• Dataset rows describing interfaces

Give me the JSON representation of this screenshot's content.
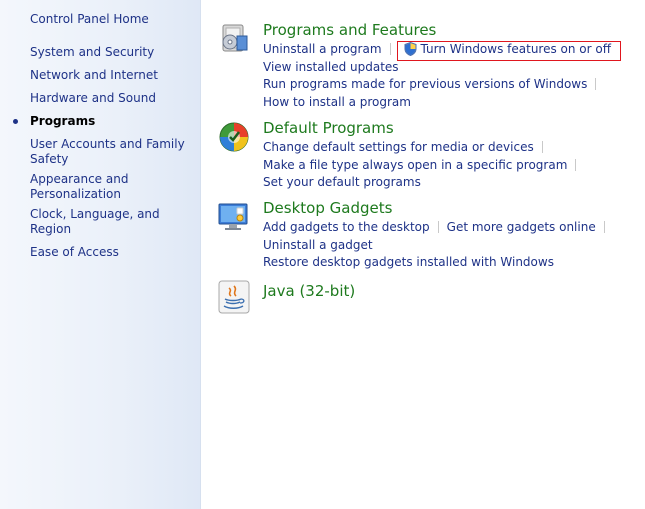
{
  "sidebar": {
    "home": "Control Panel Home",
    "items": [
      {
        "label": "System and Security"
      },
      {
        "label": "Network and Internet"
      },
      {
        "label": "Hardware and Sound"
      },
      {
        "label": "Programs"
      },
      {
        "label_line1": "User Accounts and Family",
        "label_line2": "Safety"
      },
      {
        "label_line1": "Appearance and",
        "label_line2": "Personalization"
      },
      {
        "label": "Clock, Language, and Region"
      },
      {
        "label": "Ease of Access"
      }
    ]
  },
  "sections": {
    "programs_features": {
      "title": "Programs and Features",
      "links": [
        "Uninstall a program",
        "Turn Windows features on or off",
        "View installed updates",
        "Run programs made for previous versions of Windows",
        "How to install a program"
      ]
    },
    "default_programs": {
      "title": "Default Programs",
      "links": [
        "Change default settings for media or devices",
        "Make a file type always open in a specific program",
        "Set your default programs"
      ]
    },
    "desktop_gadgets": {
      "title": "Desktop Gadgets",
      "links": [
        "Add gadgets to the desktop",
        "Get more gadgets online",
        "Uninstall a gadget",
        "Restore desktop gadgets installed with Windows"
      ]
    },
    "java": {
      "title": "Java (32-bit)"
    }
  },
  "colors": {
    "link": "#1e3287",
    "section_title": "#1e7a1e",
    "highlight_border": "#e0161e"
  },
  "icons": [
    "programs-features-icon",
    "default-programs-icon",
    "desktop-gadgets-icon",
    "java-icon",
    "uac-shield-icon"
  ]
}
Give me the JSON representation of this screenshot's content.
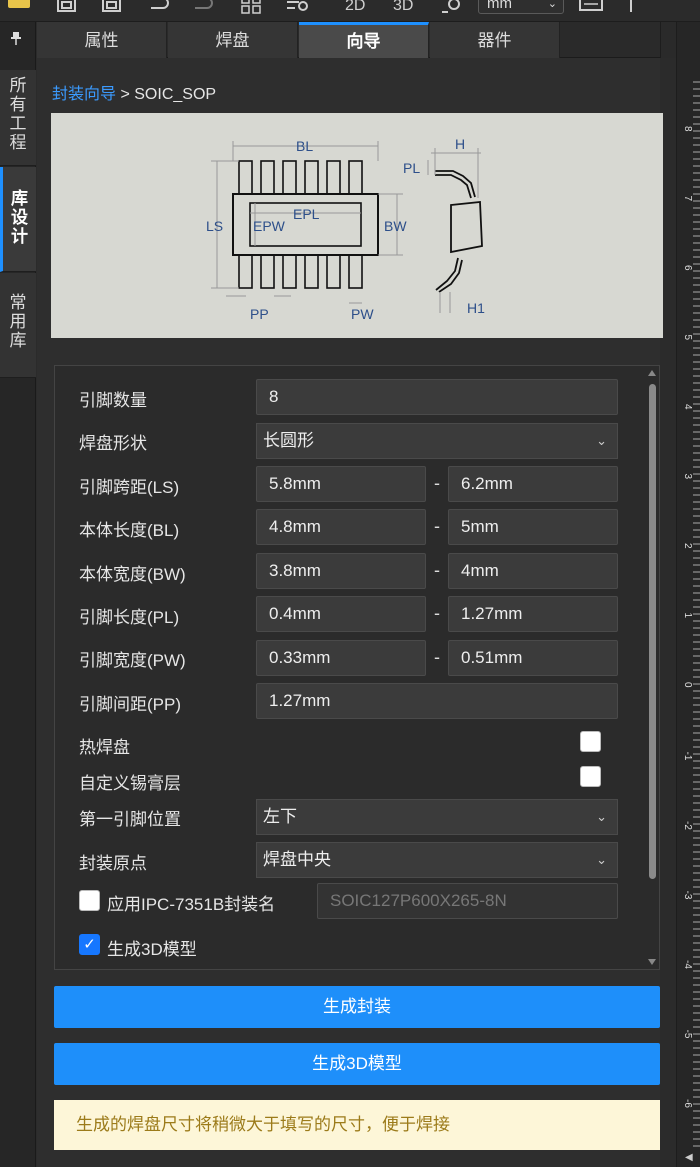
{
  "toolbar": {
    "unit_select": "mm",
    "view_2d": "2D",
    "view_3d": "3D"
  },
  "leftbar": {
    "items": [
      {
        "label": "所有工程"
      },
      {
        "label": "库设计"
      },
      {
        "label": "常用库"
      }
    ]
  },
  "tabs": [
    {
      "label": "属性"
    },
    {
      "label": "焊盘"
    },
    {
      "label": "向导"
    },
    {
      "label": "器件"
    }
  ],
  "breadcrumb": {
    "link": "封装向导",
    "separator": " > ",
    "current": "SOIC_SOP"
  },
  "diagram": {
    "labels": {
      "BL": "BL",
      "LS": "LS",
      "EPL": "EPL",
      "EPW": "EPW",
      "BW": "BW",
      "PP": "PP",
      "PW": "PW",
      "PL": "PL",
      "H": "H",
      "H1": "H1"
    }
  },
  "form": {
    "pin_count": {
      "label": "引脚数量",
      "value": "8"
    },
    "pad_shape": {
      "label": "焊盘形状",
      "value": "长圆形"
    },
    "ls": {
      "label": "引脚跨距(LS)",
      "min": "5.8mm",
      "max": "6.2mm"
    },
    "bl": {
      "label": "本体长度(BL)",
      "min": "4.8mm",
      "max": "5mm"
    },
    "bw": {
      "label": "本体宽度(BW)",
      "min": "3.8mm",
      "max": "4mm"
    },
    "pl": {
      "label": "引脚长度(PL)",
      "min": "0.4mm",
      "max": "1.27mm"
    },
    "pw": {
      "label": "引脚宽度(PW)",
      "min": "0.33mm",
      "max": "0.51mm"
    },
    "pp": {
      "label": "引脚间距(PP)",
      "value": "1.27mm"
    },
    "thermal_pad": {
      "label": "热焊盘"
    },
    "custom_paste": {
      "label": "自定义锡膏层"
    },
    "pin1_pos": {
      "label": "第一引脚位置",
      "value": "左下"
    },
    "origin": {
      "label": "封装原点",
      "value": "焊盘中央"
    },
    "ipc_name": {
      "label": "应用IPC-7351B封装名",
      "placeholder": "SOIC127P600X265-8N"
    },
    "gen_3d": {
      "label": "生成3D模型"
    },
    "dash": "-"
  },
  "buttons": {
    "generate_footprint": "生成封装",
    "generate_3d": "生成3D模型"
  },
  "notice": "生成的焊盘尺寸将稍微大于填写的尺寸，便于焊接",
  "ruler": {
    "ticks": [
      "8",
      "7",
      "6",
      "5",
      "4",
      "3",
      "2",
      "1",
      "0",
      "-1",
      "-2",
      "-3",
      "-4",
      "-5",
      "-6"
    ]
  }
}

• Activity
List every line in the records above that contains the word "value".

• Result for this exercise
      "value": "8"
      "value": "长圆形"
      "value": "1.27mm"
      "value": "左下"
      "value": "焊盘中央"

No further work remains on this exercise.